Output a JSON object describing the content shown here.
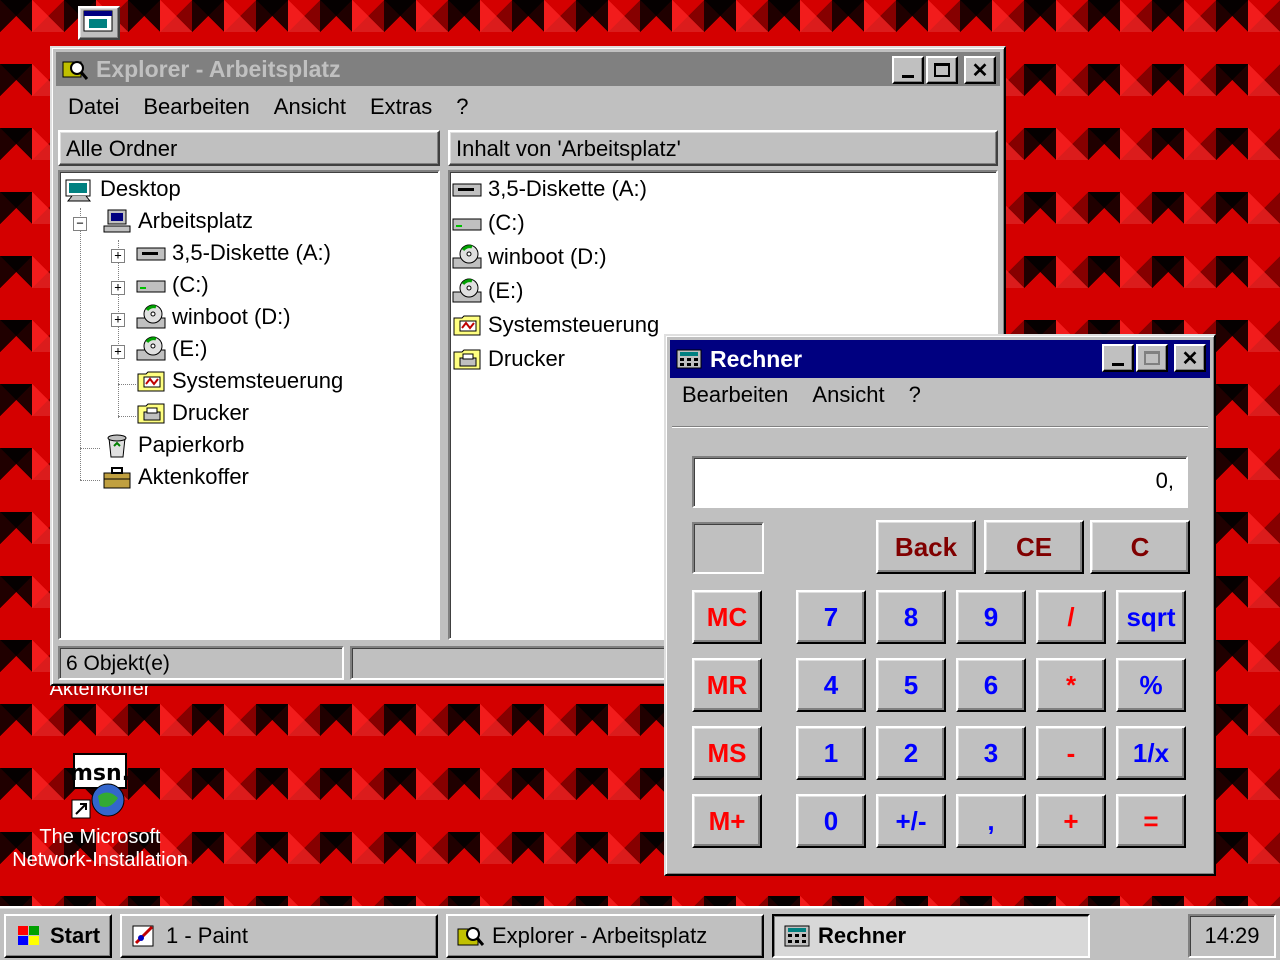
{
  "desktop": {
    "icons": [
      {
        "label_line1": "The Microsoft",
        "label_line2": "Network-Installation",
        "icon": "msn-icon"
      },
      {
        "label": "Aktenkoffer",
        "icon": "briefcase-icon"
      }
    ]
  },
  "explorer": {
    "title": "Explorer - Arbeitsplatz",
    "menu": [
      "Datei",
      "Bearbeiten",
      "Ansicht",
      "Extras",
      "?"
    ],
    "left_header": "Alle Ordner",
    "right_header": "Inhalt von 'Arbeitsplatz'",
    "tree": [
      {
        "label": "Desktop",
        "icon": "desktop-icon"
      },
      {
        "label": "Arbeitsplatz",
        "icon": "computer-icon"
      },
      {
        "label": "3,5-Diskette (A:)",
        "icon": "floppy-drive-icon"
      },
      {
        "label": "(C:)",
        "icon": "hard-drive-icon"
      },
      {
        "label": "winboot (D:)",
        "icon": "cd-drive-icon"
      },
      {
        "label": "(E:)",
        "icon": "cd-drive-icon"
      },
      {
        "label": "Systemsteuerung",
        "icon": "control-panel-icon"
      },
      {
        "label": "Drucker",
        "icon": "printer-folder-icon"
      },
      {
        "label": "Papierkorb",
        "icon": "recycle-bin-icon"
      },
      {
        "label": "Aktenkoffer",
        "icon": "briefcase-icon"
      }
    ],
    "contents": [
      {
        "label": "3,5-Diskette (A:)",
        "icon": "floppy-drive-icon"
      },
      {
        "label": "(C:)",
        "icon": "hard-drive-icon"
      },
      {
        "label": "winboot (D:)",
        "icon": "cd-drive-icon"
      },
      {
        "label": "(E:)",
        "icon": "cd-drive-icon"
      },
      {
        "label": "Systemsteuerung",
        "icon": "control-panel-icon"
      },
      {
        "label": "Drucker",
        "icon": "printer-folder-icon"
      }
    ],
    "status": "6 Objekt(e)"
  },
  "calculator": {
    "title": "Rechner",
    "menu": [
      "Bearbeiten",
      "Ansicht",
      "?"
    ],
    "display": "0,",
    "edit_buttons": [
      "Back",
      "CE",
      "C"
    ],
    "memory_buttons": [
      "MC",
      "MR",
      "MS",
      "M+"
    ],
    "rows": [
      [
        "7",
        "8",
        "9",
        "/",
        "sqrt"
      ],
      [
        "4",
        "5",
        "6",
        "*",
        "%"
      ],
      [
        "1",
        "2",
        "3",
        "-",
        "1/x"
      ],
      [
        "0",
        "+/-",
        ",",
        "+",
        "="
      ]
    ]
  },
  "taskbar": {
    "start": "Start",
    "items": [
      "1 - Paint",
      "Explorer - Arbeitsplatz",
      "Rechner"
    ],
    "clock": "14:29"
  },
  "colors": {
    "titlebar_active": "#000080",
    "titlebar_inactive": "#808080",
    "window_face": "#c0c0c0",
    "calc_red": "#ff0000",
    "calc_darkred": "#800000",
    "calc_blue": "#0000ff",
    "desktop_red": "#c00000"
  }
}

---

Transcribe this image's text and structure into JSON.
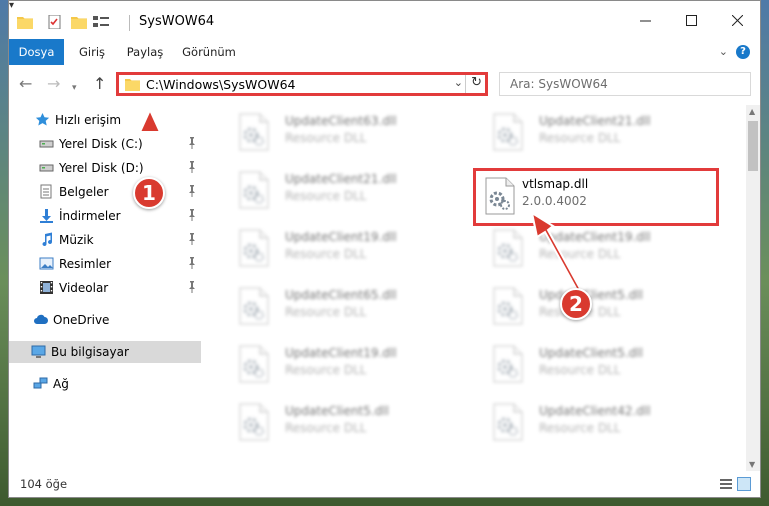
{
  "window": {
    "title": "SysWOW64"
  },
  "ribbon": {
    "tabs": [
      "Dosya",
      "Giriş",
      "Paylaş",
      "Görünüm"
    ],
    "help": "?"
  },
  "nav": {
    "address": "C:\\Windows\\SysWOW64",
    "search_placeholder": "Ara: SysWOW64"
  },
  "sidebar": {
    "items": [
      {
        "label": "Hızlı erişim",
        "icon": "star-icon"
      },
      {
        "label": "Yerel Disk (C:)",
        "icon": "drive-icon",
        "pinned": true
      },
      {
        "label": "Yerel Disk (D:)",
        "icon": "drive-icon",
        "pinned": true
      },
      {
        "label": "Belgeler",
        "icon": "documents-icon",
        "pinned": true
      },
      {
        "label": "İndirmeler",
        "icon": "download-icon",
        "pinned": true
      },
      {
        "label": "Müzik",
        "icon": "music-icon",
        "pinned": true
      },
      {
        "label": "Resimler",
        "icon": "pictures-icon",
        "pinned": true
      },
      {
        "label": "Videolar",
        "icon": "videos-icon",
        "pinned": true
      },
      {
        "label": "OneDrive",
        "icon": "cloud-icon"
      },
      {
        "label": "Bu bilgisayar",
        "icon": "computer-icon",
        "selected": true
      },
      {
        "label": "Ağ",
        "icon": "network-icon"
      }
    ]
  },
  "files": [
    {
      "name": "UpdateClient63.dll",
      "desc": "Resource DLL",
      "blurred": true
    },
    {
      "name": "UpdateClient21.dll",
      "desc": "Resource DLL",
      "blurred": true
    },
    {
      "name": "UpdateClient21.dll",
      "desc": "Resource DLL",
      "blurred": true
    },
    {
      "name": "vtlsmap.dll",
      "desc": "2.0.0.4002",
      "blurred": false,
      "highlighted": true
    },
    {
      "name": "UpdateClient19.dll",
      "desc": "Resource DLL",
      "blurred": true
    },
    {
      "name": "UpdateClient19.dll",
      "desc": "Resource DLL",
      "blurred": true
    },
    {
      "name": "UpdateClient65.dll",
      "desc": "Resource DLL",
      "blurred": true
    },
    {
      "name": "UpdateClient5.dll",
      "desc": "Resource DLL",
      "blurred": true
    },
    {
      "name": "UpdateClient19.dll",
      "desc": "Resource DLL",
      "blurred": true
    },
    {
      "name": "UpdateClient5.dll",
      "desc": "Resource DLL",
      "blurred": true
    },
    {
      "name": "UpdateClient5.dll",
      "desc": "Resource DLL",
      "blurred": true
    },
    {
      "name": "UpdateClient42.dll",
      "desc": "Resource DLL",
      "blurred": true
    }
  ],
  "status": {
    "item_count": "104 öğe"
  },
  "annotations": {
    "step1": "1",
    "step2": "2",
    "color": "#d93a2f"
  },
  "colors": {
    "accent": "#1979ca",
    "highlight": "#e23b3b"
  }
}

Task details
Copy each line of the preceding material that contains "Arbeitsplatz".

Completed task
    "title": "Explorer - Arbeitsplatz",
    "right_header": "Inhalt von 'Arbeitsplatz'",
        "label": "Arbeitsplatz",
      "Explorer - Arbeitsplatz",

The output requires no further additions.